Entries from a dataset of interfaces
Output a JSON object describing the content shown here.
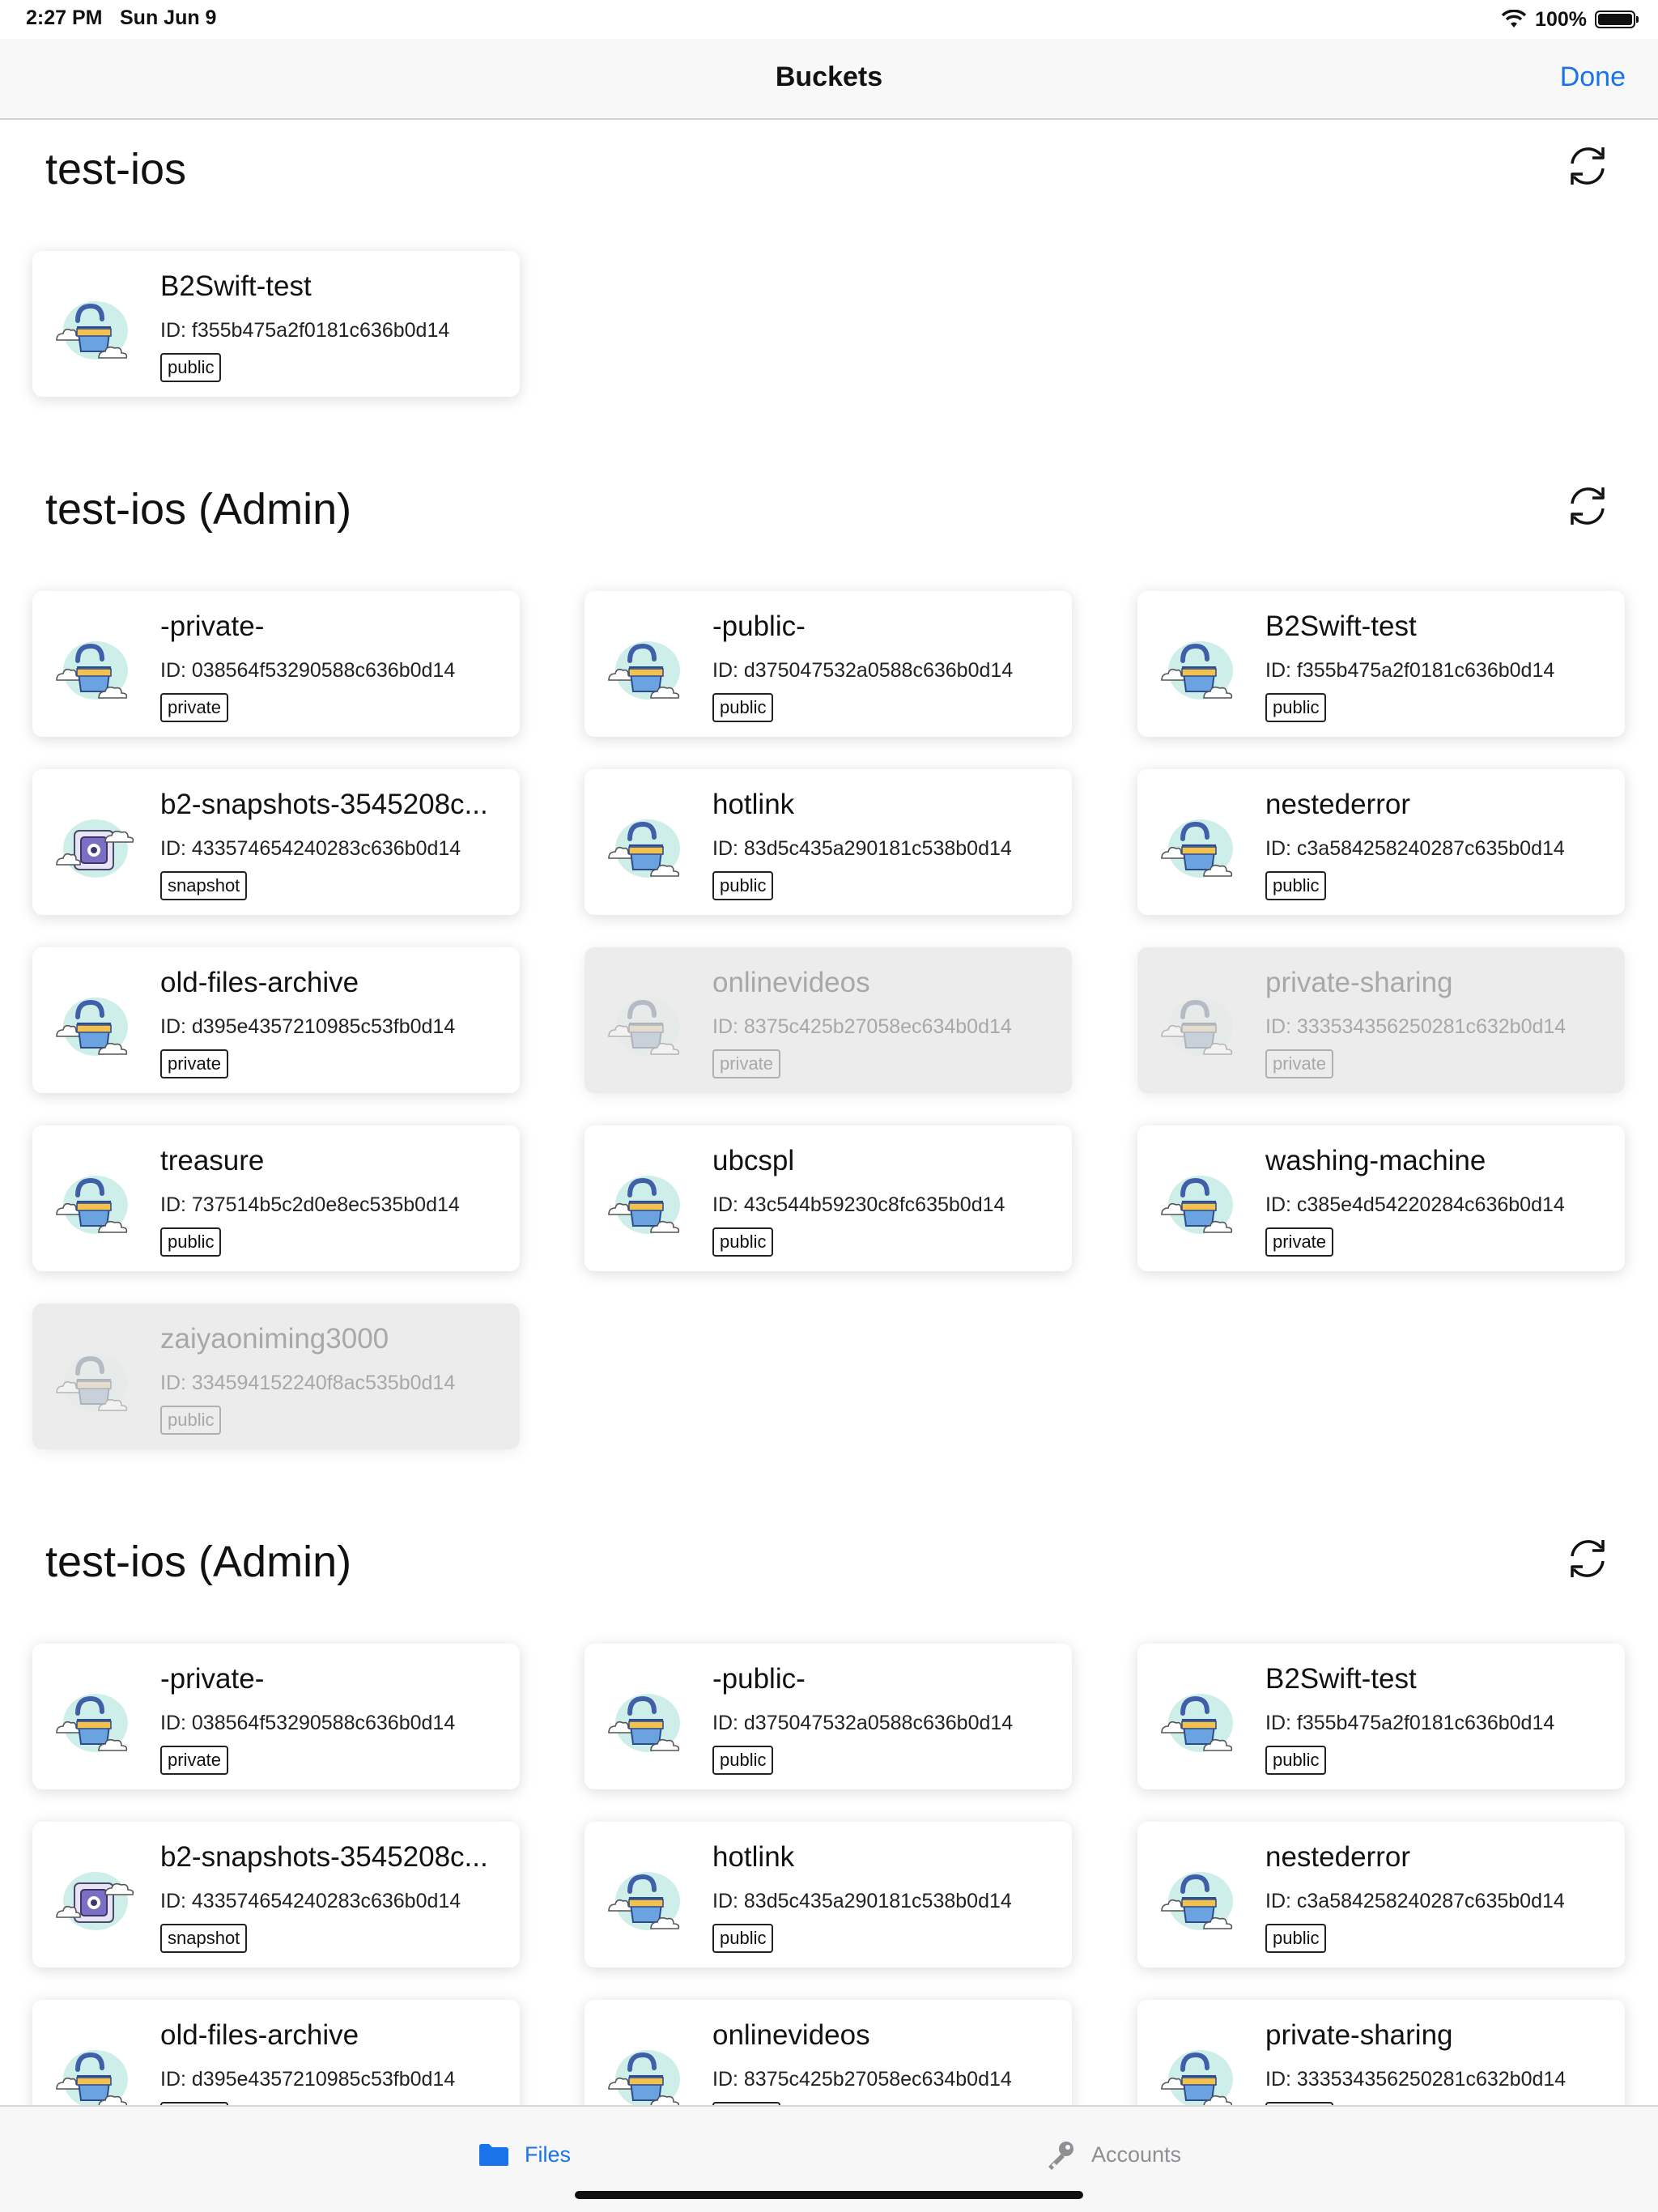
{
  "status": {
    "time": "2:27 PM",
    "date": "Sun Jun 9",
    "battery": "100%",
    "battery_level": 1.0
  },
  "nav": {
    "title": "Buckets",
    "done": "Done"
  },
  "sections": [
    {
      "title": "test-ios",
      "buckets": [
        {
          "name": "B2Swift-test",
          "id": "ID: f355b475a2f0181c636b0d14",
          "type": "public",
          "icon": "unlocked-bucket-cloud-icon",
          "disabled": false
        }
      ]
    },
    {
      "title": "test-ios (Admin)",
      "buckets": [
        {
          "name": "-private-",
          "id": "ID: 038564f53290588c636b0d14",
          "type": "private",
          "icon": "unlocked-bucket-cloud-icon",
          "disabled": false
        },
        {
          "name": "-public-",
          "id": "ID: d375047532a0588c636b0d14",
          "type": "public",
          "icon": "unlocked-bucket-cloud-icon",
          "disabled": false
        },
        {
          "name": "B2Swift-test",
          "id": "ID: f355b475a2f0181c636b0d14",
          "type": "public",
          "icon": "unlocked-bucket-cloud-icon",
          "disabled": false
        },
        {
          "name": "b2-snapshots-3545208c...",
          "id": "ID: 433574654240283c636b0d14",
          "type": "snapshot",
          "icon": "snapshot-bucket-cloud-icon",
          "disabled": false
        },
        {
          "name": "hotlink",
          "id": "ID: 83d5c435a290181c538b0d14",
          "type": "public",
          "icon": "unlocked-bucket-cloud-icon",
          "disabled": false
        },
        {
          "name": "nestederror",
          "id": "ID: c3a584258240287c635b0d14",
          "type": "public",
          "icon": "unlocked-bucket-cloud-icon",
          "disabled": false
        },
        {
          "name": "old-files-archive",
          "id": "ID: d395e4357210985c53fb0d14",
          "type": "private",
          "icon": "unlocked-bucket-cloud-icon",
          "disabled": false
        },
        {
          "name": "onlinevideos",
          "id": "ID: 8375c425b27058ec634b0d14",
          "type": "private",
          "icon": "unlocked-bucket-cloud-icon",
          "disabled": true
        },
        {
          "name": "private-sharing",
          "id": "ID: 333534356250281c632b0d14",
          "type": "private",
          "icon": "unlocked-bucket-cloud-icon",
          "disabled": true
        },
        {
          "name": "treasure",
          "id": "ID: 737514b5c2d0e8ec535b0d14",
          "type": "public",
          "icon": "unlocked-bucket-cloud-icon",
          "disabled": false
        },
        {
          "name": "ubcspl",
          "id": "ID: 43c544b59230c8fc635b0d14",
          "type": "public",
          "icon": "unlocked-bucket-cloud-icon",
          "disabled": false
        },
        {
          "name": "washing-machine",
          "id": "ID: c385e4d54220284c636b0d14",
          "type": "private",
          "icon": "unlocked-bucket-cloud-icon",
          "disabled": false
        },
        {
          "name": "zaiyaoniming3000",
          "id": "ID: 334594152240f8ac535b0d14",
          "type": "public",
          "icon": "unlocked-bucket-cloud-icon",
          "disabled": true
        }
      ]
    },
    {
      "title": "test-ios (Admin)",
      "buckets": [
        {
          "name": "-private-",
          "id": "ID: 038564f53290588c636b0d14",
          "type": "private",
          "icon": "unlocked-bucket-cloud-icon",
          "disabled": false
        },
        {
          "name": "-public-",
          "id": "ID: d375047532a0588c636b0d14",
          "type": "public",
          "icon": "unlocked-bucket-cloud-icon",
          "disabled": false
        },
        {
          "name": "B2Swift-test",
          "id": "ID: f355b475a2f0181c636b0d14",
          "type": "public",
          "icon": "unlocked-bucket-cloud-icon",
          "disabled": false
        },
        {
          "name": "b2-snapshots-3545208c...",
          "id": "ID: 433574654240283c636b0d14",
          "type": "snapshot",
          "icon": "snapshot-bucket-cloud-icon",
          "disabled": false
        },
        {
          "name": "hotlink",
          "id": "ID: 83d5c435a290181c538b0d14",
          "type": "public",
          "icon": "unlocked-bucket-cloud-icon",
          "disabled": false
        },
        {
          "name": "nestederror",
          "id": "ID: c3a584258240287c635b0d14",
          "type": "public",
          "icon": "unlocked-bucket-cloud-icon",
          "disabled": false
        },
        {
          "name": "old-files-archive",
          "id": "ID: d395e4357210985c53fb0d14",
          "type": "private",
          "icon": "unlocked-bucket-cloud-icon",
          "disabled": false
        },
        {
          "name": "onlinevideos",
          "id": "ID: 8375c425b27058ec634b0d14",
          "type": "private",
          "icon": "unlocked-bucket-cloud-icon",
          "disabled": false
        },
        {
          "name": "private-sharing",
          "id": "ID: 333534356250281c632b0d14",
          "type": "private",
          "icon": "unlocked-bucket-cloud-icon",
          "disabled": false
        }
      ]
    }
  ],
  "tabs": {
    "files": "Files",
    "accounts": "Accounts"
  },
  "colors": {
    "accent": "#1a73e8",
    "cloud": "#cdeee9",
    "bucket": "#6aa3e0",
    "stripe": "#f2c14e"
  }
}
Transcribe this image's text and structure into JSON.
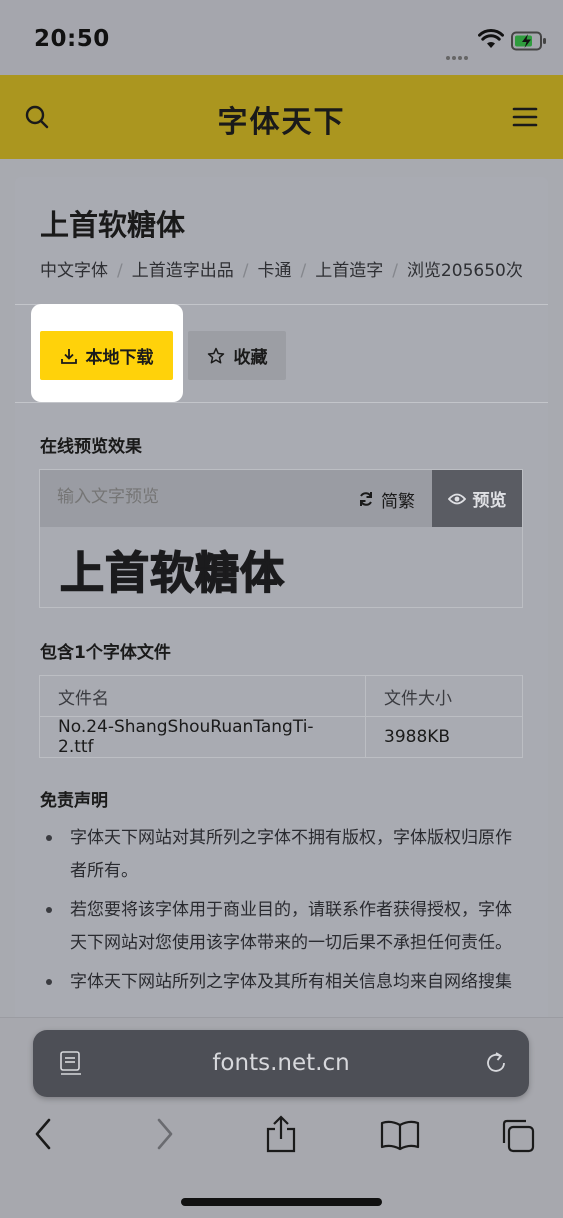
{
  "status_bar": {
    "time": "20:50"
  },
  "site": {
    "brand": "字体天下"
  },
  "font": {
    "title": "上首软糖体",
    "breadcrumbs": [
      "中文字体",
      "上首造字出品",
      "卡通",
      "上首造字",
      "浏览205650次"
    ],
    "actions": {
      "download_label": "本地下载",
      "favorite_label": "收藏"
    }
  },
  "preview": {
    "heading": "在线预览效果",
    "input_placeholder": "输入文字预览",
    "convert_label": "简繁",
    "preview_label": "预览",
    "sample_text": "上首软糖体"
  },
  "files": {
    "heading": "包含1个字体文件",
    "columns": [
      "文件名",
      "文件大小"
    ],
    "rows": [
      {
        "name": "No.24-ShangShouRuanTangTi-2.ttf",
        "size": "3988KB"
      }
    ]
  },
  "disclaimer": {
    "heading": "免责声明",
    "items": [
      "字体天下网站对其所列之字体不拥有版权，字体版权归原作者所有。",
      "若您要将该字体用于商业目的，请联系作者获得授权，字体天下网站对您使用该字体带来的一切后果不承担任何责任。",
      "字体天下网站所列之字体及其所有相关信息均来自网络搜集"
    ]
  },
  "browser": {
    "url": "fonts.net.cn"
  },
  "colors": {
    "header": "#ab961f",
    "download_button": "#ffd20a",
    "preview_button": "#5a5c63"
  }
}
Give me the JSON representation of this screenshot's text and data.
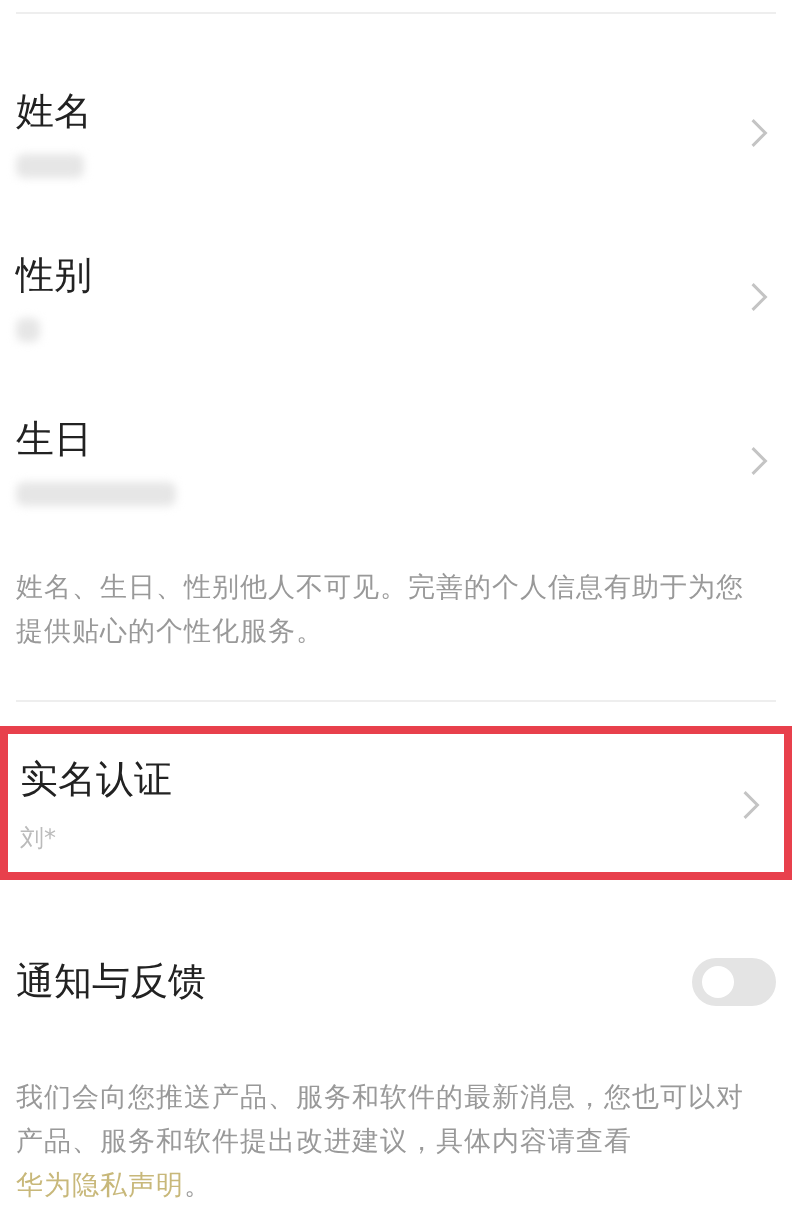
{
  "profile_items": [
    {
      "label": "姓名",
      "value_hidden": true
    },
    {
      "label": "性别",
      "value_hidden": true
    },
    {
      "label": "生日",
      "value_hidden": true
    }
  ],
  "privacy_note": "姓名、生日、性别他人不可见。完善的个人信息有助于为您提供贴心的个性化服务。",
  "verification": {
    "label": "实名认证",
    "value": "刘*",
    "highlighted": true
  },
  "notification": {
    "label": "通知与反馈",
    "on": false
  },
  "notification_note": {
    "text": "我们会向您推送产品、服务和软件的最新消息，您也可以对产品、服务和软件提出改进建议，具体内容请查看",
    "link": "华为隐私声明",
    "suffix": "。"
  }
}
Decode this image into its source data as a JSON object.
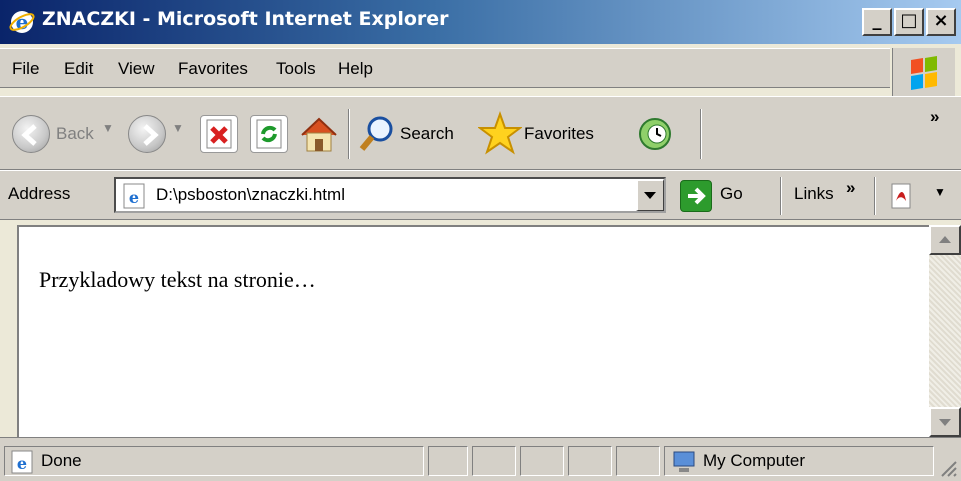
{
  "window": {
    "title": "ZNACZKI - Microsoft Internet Explorer",
    "controls": {
      "minimize": "_",
      "maximize": "□",
      "close": "×"
    }
  },
  "menu": [
    {
      "label": "File"
    },
    {
      "label": "Edit"
    },
    {
      "label": "View"
    },
    {
      "label": "Favorites"
    },
    {
      "label": "Tools"
    },
    {
      "label": "Help"
    }
  ],
  "toolbar": {
    "back_label": "Back",
    "search_label": "Search",
    "favorites_label": "Favorites",
    "overflow": "»"
  },
  "address": {
    "label": "Address",
    "value": "D:\\psboston\\znaczki.html",
    "go_label": "Go",
    "links_label": "Links",
    "links_overflow": "»"
  },
  "content": {
    "text": "Przykladowy tekst na stronie…"
  },
  "status": {
    "text": "Done",
    "zone": "My Computer"
  },
  "colors": {
    "titlebar_start": "#0a246a",
    "titlebar_end": "#a6caf0",
    "chrome": "#d4d0c8",
    "go_green": "#2d9b2d"
  }
}
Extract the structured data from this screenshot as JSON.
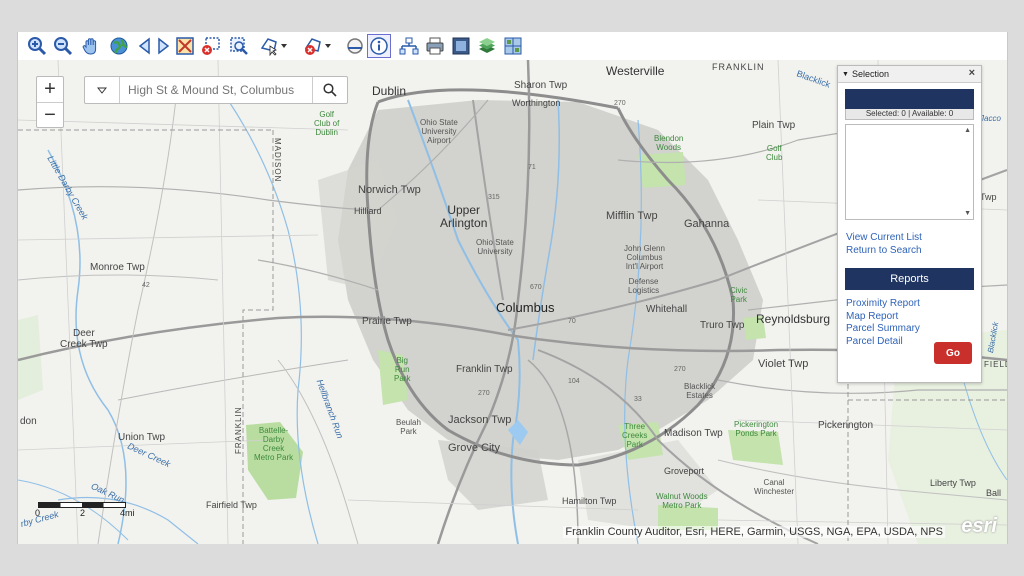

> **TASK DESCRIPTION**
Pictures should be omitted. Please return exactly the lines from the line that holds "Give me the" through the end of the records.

> **WRITTEN RESPONSE**
Give me the JSON representation of this screenshot's text and data.
{
  "profile_items": [
    {
      "label": "姓名",
      "value_hidden": true
    },
    {
      "label": "性别",
      "value_hidden": true
    },
    {
      "label": "生日",
      "value_hidden": true
    }
  ],
  "privacy_note": "姓名、生日、性别他人不可见。完善的个人信息有助于为您提供贴心的个性化服务。",
  "verification": {
    "label": "实名认证",
    "value": "刘*",
    "highlighted": true
  },
  "notification": {
    "label": "通知与反馈",
    "on": false
  },
  "notification_note": {
    "text": "我们会向您推送产品、服务和软件的最新消息，您也可以对产品、服务和软件提出改进建议，具体内容请查看",
    "link": "华为隐私声明",
    "suffix": "。"
  }
}
Decode this image into its source data as a JSON object.
{
  "window": {
    "title": "ZNACZKI - Microsoft Internet Explorer",
    "controls": {
      "minimize": "_",
      "maximize": "□",
      "close": "×"
    }
  },
  "menu": [
    {
      "label": "File"
    },
    {
      "label": "Edit"
    },
    {
      "label": "View"
    },
    {
      "label": "Favorites"
    },
    {
      "label": "Tools"
    },
    {
      "label": "Help"
    }
  ],
  "toolbar": {
    "back_label": "Back",
    "search_label": "Search",
    "favorites_label": "Favorites",
    "overflow": "»"
  },
  "address": {
    "label": "Address",
    "value": "D:\\psboston\\znaczki.html",
    "go_label": "Go",
    "links_label": "Links",
    "links_overflow": "»"
  },
  "content": {
    "text": "Przykladowy tekst na stronie…"
  },
  "status": {
    "text": "Done",
    "zone": "My Computer"
  },
  "colors": {
    "titlebar_start": "#0a246a",
    "titlebar_end": "#a6caf0",
    "chrome": "#d4d0c8",
    "go_green": "#2d9b2d"
  }
}
Extract the structured data from this screenshot as JSON.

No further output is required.